→ **PROBLEM DESCRIPTION**: Print all the data that follows exactly, images excluded.

→ **SOURCE MATERIAL**:
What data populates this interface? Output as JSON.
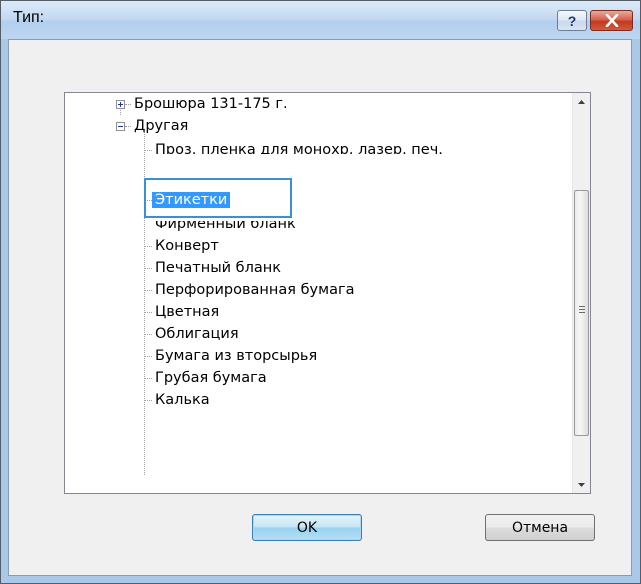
{
  "window": {
    "title": "Тип:",
    "help_button": "?"
  },
  "tree": {
    "items": [
      {
        "label": "Брошюра 131-175 г.",
        "expander": "plus"
      },
      {
        "label": "Другая",
        "expander": "minus"
      },
      {
        "label": "Проз. пленка для монохр. лазер. печ."
      },
      {
        "label": "Этикетки",
        "selected": true
      },
      {
        "label": "Фирменный бланк"
      },
      {
        "label": "Конверт"
      },
      {
        "label": "Печатный бланк"
      },
      {
        "label": "Перфорированная бумага"
      },
      {
        "label": "Цветная"
      },
      {
        "label": "Облигация"
      },
      {
        "label": "Бумага из вторсырья"
      },
      {
        "label": "Грубая бумага"
      },
      {
        "label": "Калька"
      }
    ]
  },
  "buttons": {
    "ok": "OK",
    "cancel": "Отмена"
  },
  "colors": {
    "selection_bg": "#3399ff",
    "selection_frame": "#3a8fd8",
    "close_button": "#c13a1f",
    "ok_button": "#98d1ef"
  },
  "icons": {
    "help": "question-mark-icon",
    "close": "close-x-icon",
    "scroll_up": "arrow-up-icon",
    "scroll_down": "arrow-down-icon",
    "scroll_grip": "grip-icon"
  }
}
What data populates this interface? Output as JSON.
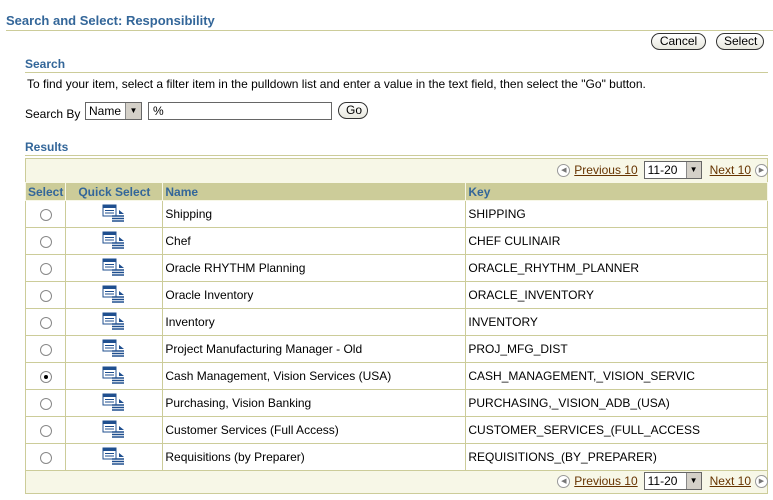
{
  "page": {
    "title": "Search and Select: Responsibility"
  },
  "actions": {
    "cancel_label": "Cancel",
    "select_label": "Select"
  },
  "search": {
    "heading": "Search",
    "instructions": "To find your item, select a filter item in the pulldown list and enter a value in the text field, then select the \"Go\" button.",
    "search_by_label": "Search By",
    "search_by_value": "Name",
    "query_value": "%",
    "go_label": "Go"
  },
  "results": {
    "heading": "Results",
    "nav": {
      "previous_label": "Previous 10",
      "next_label": "Next 10",
      "range_value": "11-20"
    },
    "columns": {
      "select": "Select",
      "quick_select": "Quick Select",
      "name": "Name",
      "key": "Key"
    },
    "rows": [
      {
        "name": "Shipping",
        "key": "SHIPPING",
        "selected": false
      },
      {
        "name": "Chef",
        "key": "CHEF CULINAIR",
        "selected": false
      },
      {
        "name": "Oracle RHYTHM Planning",
        "key": "ORACLE_RHYTHM_PLANNER",
        "selected": false
      },
      {
        "name": "Oracle Inventory",
        "key": "ORACLE_INVENTORY",
        "selected": false
      },
      {
        "name": "Inventory",
        "key": "INVENTORY",
        "selected": false
      },
      {
        "name": "Project Manufacturing Manager - Old",
        "key": "PROJ_MFG_DIST",
        "selected": false
      },
      {
        "name": "Cash Management, Vision Services (USA)",
        "key": "CASH_MANAGEMENT,_VISION_SERVIC",
        "selected": true
      },
      {
        "name": "Purchasing, Vision Banking",
        "key": "PURCHASING,_VISION_ADB_(USA)",
        "selected": false
      },
      {
        "name": "Customer Services (Full Access)",
        "key": "CUSTOMER_SERVICES_(FULL_ACCESS",
        "selected": false
      },
      {
        "name": "Requisitions (by Preparer)",
        "key": "REQUISITIONS_(BY_PREPARER)",
        "selected": false
      }
    ]
  },
  "colors": {
    "header_blue": "#336699",
    "table_header_bg": "#cccc99",
    "link_brown": "#663300"
  }
}
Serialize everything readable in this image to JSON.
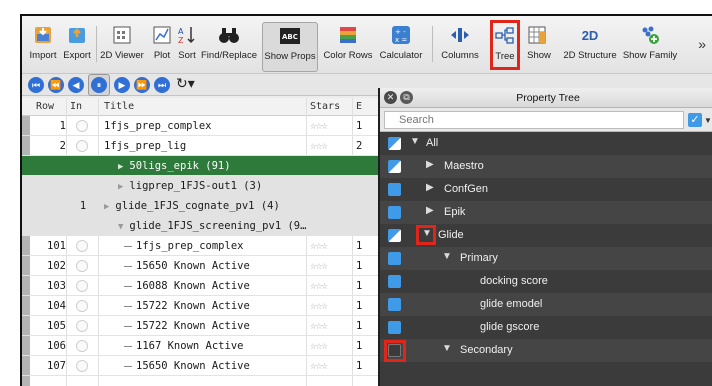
{
  "toolbar": {
    "buttons": [
      {
        "label": "Import",
        "icon": "import-icon"
      },
      {
        "label": "Export",
        "icon": "export-icon"
      },
      {
        "label": "2D Viewer",
        "icon": "viewer-2d-icon"
      },
      {
        "label": "Plot",
        "icon": "plot-icon"
      },
      {
        "label": "Sort",
        "icon": "sort-icon"
      },
      {
        "label": "Find/Replace",
        "icon": "binoculars-icon"
      },
      {
        "label": "Show Props",
        "icon": "abc-icon"
      },
      {
        "label": "Color Rows",
        "icon": "color-rows-icon"
      },
      {
        "label": "Calculator",
        "icon": "calculator-icon"
      },
      {
        "label": "Columns",
        "icon": "columns-icon"
      },
      {
        "label": "Tree",
        "icon": "tree-icon"
      },
      {
        "label": "Show",
        "icon": "show-icon"
      },
      {
        "label": "2D Structure",
        "icon": "2d-structure-icon",
        "icon_text": "2D"
      },
      {
        "label": "Show Family",
        "icon": "show-family-icon"
      }
    ],
    "more": "»"
  },
  "table": {
    "headers": {
      "row": "Row",
      "in": "In",
      "title": "Title",
      "stars": "Stars",
      "e": "E"
    },
    "rows": [
      {
        "row": "1",
        "in": "",
        "title": "1fjs_prep_complex",
        "stars": "☆☆☆",
        "e": "1"
      },
      {
        "row": "2",
        "in": "",
        "title": "1fjs_prep_lig",
        "stars": "☆☆☆",
        "e": "2"
      },
      {
        "row": "",
        "in": "",
        "title": "50ligs_epik (91)",
        "stars": "",
        "e": ""
      },
      {
        "row": "",
        "in": "",
        "title": "ligprep_1FJS-out1 (3)",
        "stars": "",
        "e": ""
      },
      {
        "row": "",
        "in": "1",
        "title": "glide_1FJS_cognate_pv1 (4)",
        "stars": "",
        "e": ""
      },
      {
        "row": "",
        "in": "",
        "title": "glide_1FJS_screening_pv1 (9…",
        "stars": "",
        "e": ""
      },
      {
        "row": "101",
        "in": "",
        "title": "1fjs_prep_complex",
        "stars": "☆☆☆",
        "e": "1"
      },
      {
        "row": "102",
        "in": "",
        "title": "15650 Known Active",
        "stars": "☆☆☆",
        "e": "1"
      },
      {
        "row": "103",
        "in": "",
        "title": "16088 Known Active",
        "stars": "☆☆☆",
        "e": "1"
      },
      {
        "row": "104",
        "in": "",
        "title": "15722 Known Active",
        "stars": "☆☆☆",
        "e": "1"
      },
      {
        "row": "105",
        "in": "",
        "title": "15722 Known Active",
        "stars": "☆☆☆",
        "e": "1"
      },
      {
        "row": "106",
        "in": "",
        "title": "1167 Known Active",
        "stars": "☆☆☆",
        "e": "1"
      },
      {
        "row": "107",
        "in": "",
        "title": "15650 Known Active",
        "stars": "☆☆☆",
        "e": "1"
      }
    ]
  },
  "property_tree": {
    "title": "Property Tree",
    "search_placeholder": "Search",
    "items": [
      {
        "label": "All",
        "state": "partial"
      },
      {
        "label": "Maestro",
        "state": "partial"
      },
      {
        "label": "ConfGen",
        "state": "checked"
      },
      {
        "label": "Epik",
        "state": "checked"
      },
      {
        "label": "Glide",
        "state": "partial"
      },
      {
        "label": "Primary",
        "state": "checked"
      },
      {
        "label": "docking score",
        "state": "checked"
      },
      {
        "label": "glide emodel",
        "state": "checked"
      },
      {
        "label": "glide gscore",
        "state": "checked"
      },
      {
        "label": "Secondary",
        "state": "unchecked"
      }
    ]
  },
  "colors": {
    "highlight": "#e0261b",
    "selected_row": "#2d7a3a",
    "checkbox": "#3f9ae8",
    "tree_bg": "#3b3b3b"
  }
}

→ **RESPONSE**:
What data populates this interface? Output as JSON.
{
  "window": {
    "title": "Тип:",
    "help_button": "?"
  },
  "tree": {
    "items": [
      {
        "label": "Брошюра 131-175 г.",
        "expander": "plus"
      },
      {
        "label": "Другая",
        "expander": "minus"
      },
      {
        "label": "Проз. пленка для монохр. лазер. печ."
      },
      {
        "label": "Этикетки",
        "selected": true
      },
      {
        "label": "Фирменный бланк"
      },
      {
        "label": "Конверт"
      },
      {
        "label": "Печатный бланк"
      },
      {
        "label": "Перфорированная бумага"
      },
      {
        "label": "Цветная"
      },
      {
        "label": "Облигация"
      },
      {
        "label": "Бумага из вторсырья"
      },
      {
        "label": "Грубая бумага"
      },
      {
        "label": "Калька"
      }
    ]
  },
  "buttons": {
    "ok": "OK",
    "cancel": "Отмена"
  },
  "colors": {
    "selection_bg": "#3399ff",
    "selection_frame": "#3a8fd8",
    "close_button": "#c13a1f",
    "ok_button": "#98d1ef"
  },
  "icons": {
    "help": "question-mark-icon",
    "close": "close-x-icon",
    "scroll_up": "arrow-up-icon",
    "scroll_down": "arrow-down-icon",
    "scroll_grip": "grip-icon"
  }
}
What data populates this interface? Output as JSON.
{
  "page": {
    "title": "Search and Select: Responsibility"
  },
  "actions": {
    "cancel_label": "Cancel",
    "select_label": "Select"
  },
  "search": {
    "heading": "Search",
    "instructions": "To find your item, select a filter item in the pulldown list and enter a value in the text field, then select the \"Go\" button.",
    "search_by_label": "Search By",
    "search_by_value": "Name",
    "query_value": "%",
    "go_label": "Go"
  },
  "results": {
    "heading": "Results",
    "nav": {
      "previous_label": "Previous 10",
      "next_label": "Next 10",
      "range_value": "11-20"
    },
    "columns": {
      "select": "Select",
      "quick_select": "Quick Select",
      "name": "Name",
      "key": "Key"
    },
    "rows": [
      {
        "name": "Shipping",
        "key": "SHIPPING",
        "selected": false
      },
      {
        "name": "Chef",
        "key": "CHEF CULINAIR",
        "selected": false
      },
      {
        "name": "Oracle RHYTHM Planning",
        "key": "ORACLE_RHYTHM_PLANNER",
        "selected": false
      },
      {
        "name": "Oracle Inventory",
        "key": "ORACLE_INVENTORY",
        "selected": false
      },
      {
        "name": "Inventory",
        "key": "INVENTORY",
        "selected": false
      },
      {
        "name": "Project Manufacturing Manager - Old",
        "key": "PROJ_MFG_DIST",
        "selected": false
      },
      {
        "name": "Cash Management, Vision Services (USA)",
        "key": "CASH_MANAGEMENT,_VISION_SERVIC",
        "selected": true
      },
      {
        "name": "Purchasing, Vision Banking",
        "key": "PURCHASING,_VISION_ADB_(USA)",
        "selected": false
      },
      {
        "name": "Customer Services (Full Access)",
        "key": "CUSTOMER_SERVICES_(FULL_ACCESS",
        "selected": false
      },
      {
        "name": "Requisitions (by Preparer)",
        "key": "REQUISITIONS_(BY_PREPARER)",
        "selected": false
      }
    ]
  },
  "colors": {
    "header_blue": "#336699",
    "table_header_bg": "#cccc99",
    "link_brown": "#663300"
  }
}
Serialize everything readable in this image to JSON.
{
  "toolbar": {
    "buttons": [
      {
        "label": "Import",
        "icon": "import-icon"
      },
      {
        "label": "Export",
        "icon": "export-icon"
      },
      {
        "label": "2D Viewer",
        "icon": "viewer-2d-icon"
      },
      {
        "label": "Plot",
        "icon": "plot-icon"
      },
      {
        "label": "Sort",
        "icon": "sort-icon"
      },
      {
        "label": "Find/Replace",
        "icon": "binoculars-icon"
      },
      {
        "label": "Show Props",
        "icon": "abc-icon"
      },
      {
        "label": "Color Rows",
        "icon": "color-rows-icon"
      },
      {
        "label": "Calculator",
        "icon": "calculator-icon"
      },
      {
        "label": "Columns",
        "icon": "columns-icon"
      },
      {
        "label": "Tree",
        "icon": "tree-icon"
      },
      {
        "label": "Show",
        "icon": "show-icon"
      },
      {
        "label": "2D Structure",
        "icon": "2d-structure-icon",
        "icon_text": "2D"
      },
      {
        "label": "Show Family",
        "icon": "show-family-icon"
      }
    ],
    "more": "»"
  },
  "table": {
    "headers": {
      "row": "Row",
      "in": "In",
      "title": "Title",
      "stars": "Stars",
      "e": "E"
    },
    "rows": [
      {
        "row": "1",
        "in": "",
        "title": "1fjs_prep_complex",
        "stars": "☆☆☆",
        "e": "1"
      },
      {
        "row": "2",
        "in": "",
        "title": "1fjs_prep_lig",
        "stars": "☆☆☆",
        "e": "2"
      },
      {
        "row": "",
        "in": "",
        "title": "50ligs_epik (91)",
        "stars": "",
        "e": ""
      },
      {
        "row": "",
        "in": "",
        "title": "ligprep_1FJS-out1 (3)",
        "stars": "",
        "e": ""
      },
      {
        "row": "",
        "in": "1",
        "title": "glide_1FJS_cognate_pv1 (4)",
        "stars": "",
        "e": ""
      },
      {
        "row": "",
        "in": "",
        "title": "glide_1FJS_screening_pv1 (9…",
        "stars": "",
        "e": ""
      },
      {
        "row": "101",
        "in": "",
        "title": "1fjs_prep_complex",
        "stars": "☆☆☆",
        "e": "1"
      },
      {
        "row": "102",
        "in": "",
        "title": "15650 Known Active",
        "stars": "☆☆☆",
        "e": "1"
      },
      {
        "row": "103",
        "in": "",
        "title": "16088 Known Active",
        "stars": "☆☆☆",
        "e": "1"
      },
      {
        "row": "104",
        "in": "",
        "title": "15722 Known Active",
        "stars": "☆☆☆",
        "e": "1"
      },
      {
        "row": "105",
        "in": "",
        "title": "15722 Known Active",
        "stars": "☆☆☆",
        "e": "1"
      },
      {
        "row": "106",
        "in": "",
        "title": "1167 Known Active",
        "stars": "☆☆☆",
        "e": "1"
      },
      {
        "row": "107",
        "in": "",
        "title": "15650 Known Active",
        "stars": "☆☆☆",
        "e": "1"
      }
    ]
  },
  "property_tree": {
    "title": "Property Tree",
    "search_placeholder": "Search",
    "items": [
      {
        "label": "All",
        "state": "partial"
      },
      {
        "label": "Maestro",
        "state": "partial"
      },
      {
        "label": "ConfGen",
        "state": "checked"
      },
      {
        "label": "Epik",
        "state": "checked"
      },
      {
        "label": "Glide",
        "state": "partial"
      },
      {
        "label": "Primary",
        "state": "checked"
      },
      {
        "label": "docking score",
        "state": "checked"
      },
      {
        "label": "glide emodel",
        "state": "checked"
      },
      {
        "label": "glide gscore",
        "state": "checked"
      },
      {
        "label": "Secondary",
        "state": "unchecked"
      }
    ]
  },
  "colors": {
    "highlight": "#e0261b",
    "selected_row": "#2d7a3a",
    "checkbox": "#3f9ae8",
    "tree_bg": "#3b3b3b"
  }
}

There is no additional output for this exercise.